Problem statement:
Omit all pictures, and print word for word only the lines from the one containing "Transcribe this image's" through the end of the data.
**********
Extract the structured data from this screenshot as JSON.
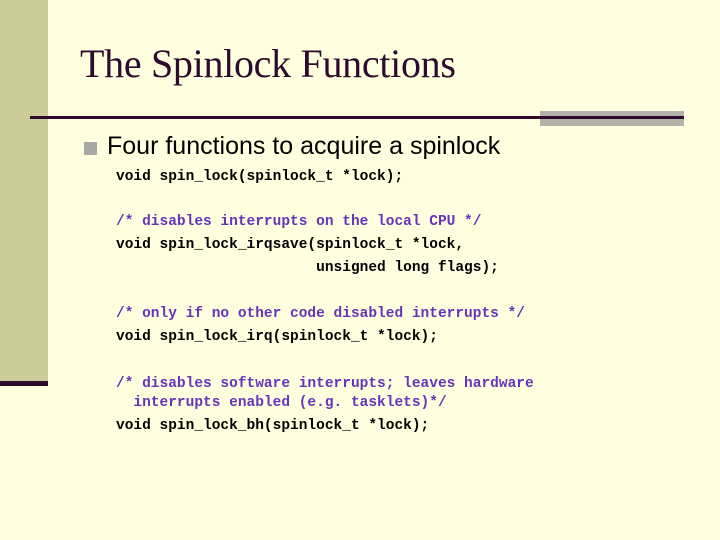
{
  "slide": {
    "title": "The Spinlock Functions",
    "bullet": "Four functions to acquire a spinlock",
    "code_lines": [
      {
        "text": "void spin_lock(spinlock_t *lock);",
        "kind": "code"
      },
      {
        "text": "/* disables interrupts on the local CPU */",
        "kind": "comment"
      },
      {
        "text": "void spin_lock_irqsave(spinlock_t *lock,",
        "kind": "code"
      },
      {
        "text": "                       unsigned long flags);",
        "kind": "code"
      },
      {
        "text": "/* only if no other code disabled interrupts */",
        "kind": "comment"
      },
      {
        "text": "void spin_lock_irq(spinlock_t *lock);",
        "kind": "code"
      },
      {
        "text": "/* disables software interrupts; leaves hardware",
        "kind": "comment"
      },
      {
        "text": "  interrupts enabled (e.g. tasklets)*/",
        "kind": "comment"
      },
      {
        "text": "void spin_lock_bh(spinlock_t *lock);",
        "kind": "code"
      }
    ]
  },
  "colors": {
    "background": "#FFFFDF",
    "sidebar": "#CCCC9A",
    "title": "#2E0A2E",
    "comment": "#6633BB",
    "bullet": "#A8A8A8"
  }
}
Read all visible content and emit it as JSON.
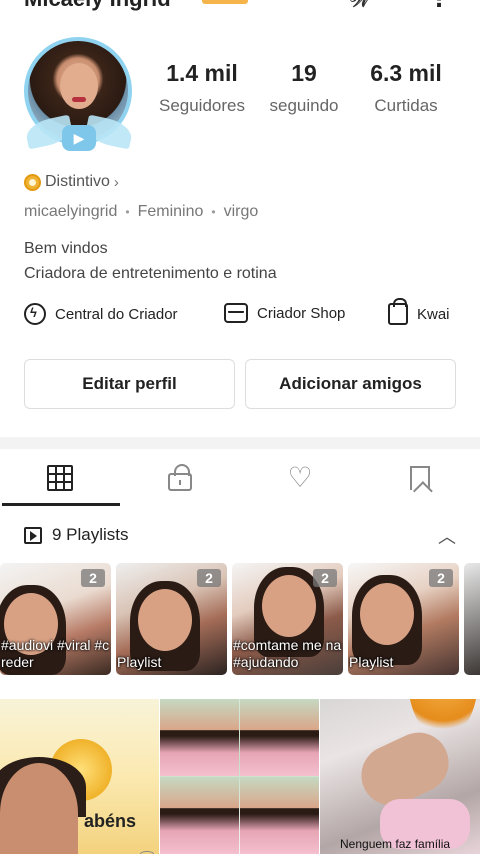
{
  "header": {
    "profile_name": "Micaely Ingrid",
    "more_icon": "more-vertical-icon"
  },
  "stats": [
    {
      "value": "1.4 mil",
      "label": "Seguidores"
    },
    {
      "value": "19",
      "label": "seguindo"
    },
    {
      "value": "6.3 mil",
      "label": "Curtidas"
    }
  ],
  "badge": {
    "label": "Distintivo",
    "chevron": "›"
  },
  "meta": {
    "username": "micaelyingrid",
    "dot": "•",
    "gender": "Feminino",
    "sign": "virgo"
  },
  "bio": {
    "line1": "Bem vindos",
    "line2": "Criadora de entretenimento e rotina"
  },
  "links": [
    {
      "label": "Central do Criador",
      "icon": "lightning-circle-icon"
    },
    {
      "label": "Criador Shop",
      "icon": "shop-icon"
    },
    {
      "label": "Kwai",
      "icon": "bag-icon"
    }
  ],
  "buttons": {
    "edit_profile": "Editar perfil",
    "add_friends": "Adicionar amigos"
  },
  "tabs": [
    {
      "name": "posts",
      "icon": "grid-icon",
      "active": true
    },
    {
      "name": "private",
      "icon": "lock-icon",
      "active": false
    },
    {
      "name": "liked",
      "icon": "heart-icon",
      "active": false
    },
    {
      "name": "saved",
      "icon": "bookmark-icon",
      "active": false
    }
  ],
  "playlists": {
    "title": "9 Playlists",
    "collapse_glyph": "︿",
    "items": [
      {
        "count": "2",
        "caption": "#audiovi #viral #creder"
      },
      {
        "count": "2",
        "caption": "Playlist"
      },
      {
        "count": "2",
        "caption": "#comtame me na #ajudando"
      },
      {
        "count": "2",
        "caption": "Playlist"
      }
    ]
  },
  "videos": [
    {
      "caption": "abéns"
    },
    {
      "caption": ""
    },
    {
      "caption": "Nenguem faz família"
    }
  ],
  "colors": {
    "accent_badge": "#f0b232",
    "avatar_ring": "#8fd3f0",
    "separator": "#f3f3f3"
  }
}
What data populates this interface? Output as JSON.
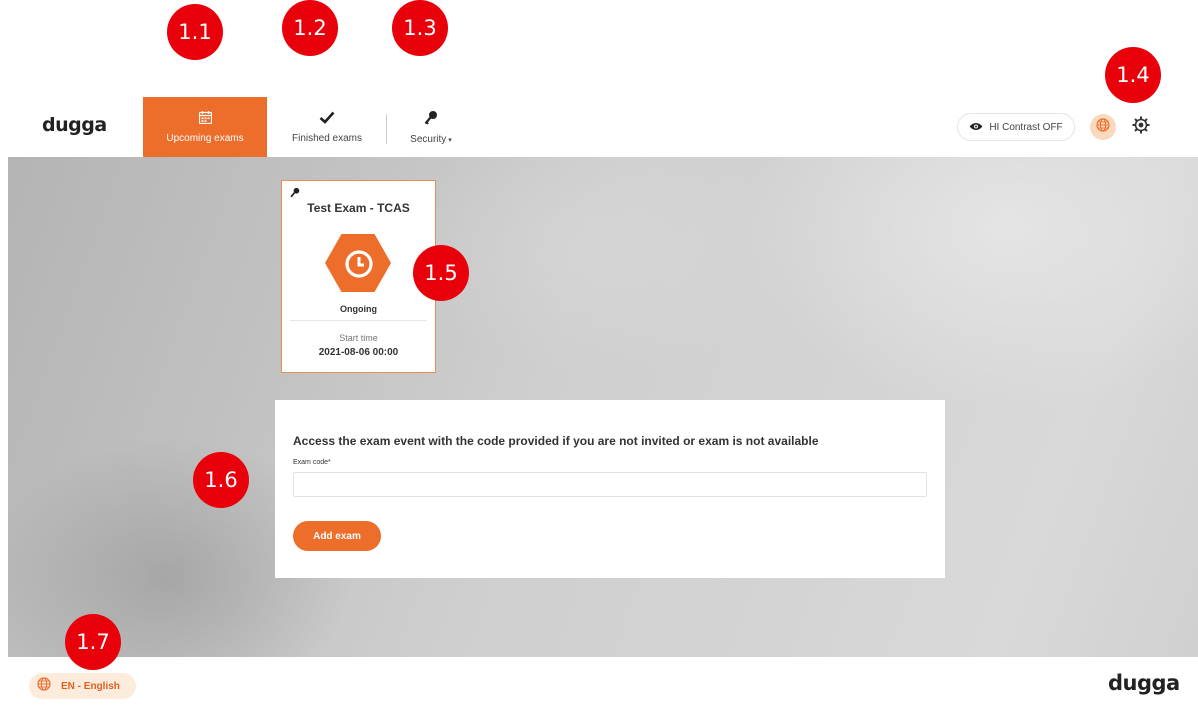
{
  "brand": {
    "logo_text": "dugga"
  },
  "nav": {
    "upcoming_label": "Upcoming exams",
    "finished_label": "Finished exams",
    "security_label": "Security",
    "security_caret": "▾"
  },
  "toolbar": {
    "contrast_label": "HI Contrast OFF"
  },
  "exam_card": {
    "title": "Test Exam - TCAS",
    "status": "Ongoing",
    "start_label": "Start time",
    "start_value": "2021-08-06 00:00"
  },
  "access": {
    "heading": "Access the exam event with the code provided if you are not invited or exam is not available",
    "field_label": "Exam code*",
    "field_value": "",
    "field_placeholder": "",
    "button_label": "Add exam"
  },
  "footer": {
    "language_label": "EN - English"
  },
  "annotations": [
    "1.1",
    "1.2",
    "1.3",
    "1.4",
    "1.5",
    "1.6",
    "1.7"
  ],
  "colors": {
    "accent": "#ed6d2b",
    "marker": "#e8000a",
    "language_tint": "#fdebdc"
  }
}
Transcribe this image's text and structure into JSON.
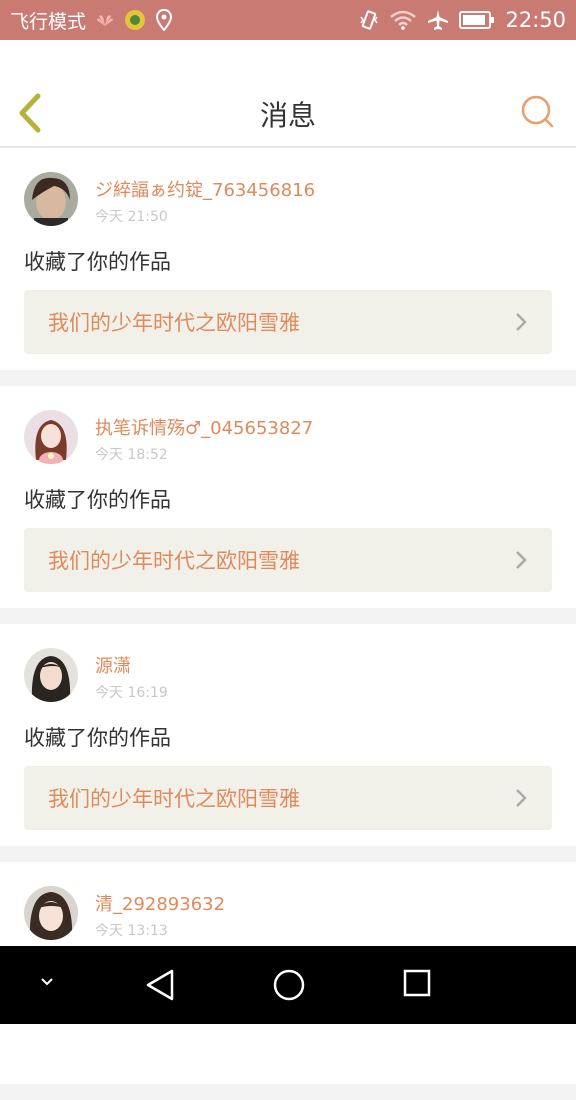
{
  "status_bar": {
    "mode_text": "飞行模式",
    "time": "22:50",
    "icons": [
      "huawei-icon",
      "app-icon",
      "location-icon",
      "vibrate-icon",
      "wifi-icon",
      "airplane-icon",
      "battery-icon"
    ]
  },
  "nav": {
    "title": "消息",
    "back_icon": "chevron-left-icon",
    "search_icon": "search-icon"
  },
  "messages": [
    {
      "user": "ジ綷諨ぁ约锭_763456816",
      "time": "今天 21:50",
      "action": "收藏了你的作品",
      "work": "我们的少年时代之欧阳雪雅"
    },
    {
      "user": "执笔诉情殇♂_045653827",
      "time": "今天 18:52",
      "action": "收藏了你的作品",
      "work": "我们的少年时代之欧阳雪雅"
    },
    {
      "user": "源潇",
      "time": "今天 16:19",
      "action": "收藏了你的作品",
      "work": "我们的少年时代之欧阳雪雅"
    },
    {
      "user": "清_292893632",
      "time": "今天 13:13",
      "action": "",
      "work": ""
    }
  ],
  "colors": {
    "accent": "#e08a5c",
    "status_bar": "#c97b73",
    "back_arrow": "#b9b23a"
  }
}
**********
Your solution:
Transcribe this image's text and structure into JSON.
{
  "status_bar": {
    "mode_text": "飞行模式",
    "time": "22:50",
    "icons": [
      "huawei-icon",
      "app-icon",
      "location-icon",
      "vibrate-icon",
      "wifi-icon",
      "airplane-icon",
      "battery-icon"
    ]
  },
  "nav": {
    "title": "消息",
    "back_icon": "chevron-left-icon",
    "search_icon": "search-icon"
  },
  "messages": [
    {
      "user": "ジ綷諨ぁ约锭_763456816",
      "time": "今天 21:50",
      "action": "收藏了你的作品",
      "work": "我们的少年时代之欧阳雪雅"
    },
    {
      "user": "执笔诉情殇♂_045653827",
      "time": "今天 18:52",
      "action": "收藏了你的作品",
      "work": "我们的少年时代之欧阳雪雅"
    },
    {
      "user": "源潇",
      "time": "今天 16:19",
      "action": "收藏了你的作品",
      "work": "我们的少年时代之欧阳雪雅"
    },
    {
      "user": "清_292893632",
      "time": "今天 13:13",
      "action": "",
      "work": ""
    }
  ],
  "colors": {
    "accent": "#e08a5c",
    "status_bar": "#c97b73",
    "back_arrow": "#b9b23a"
  }
}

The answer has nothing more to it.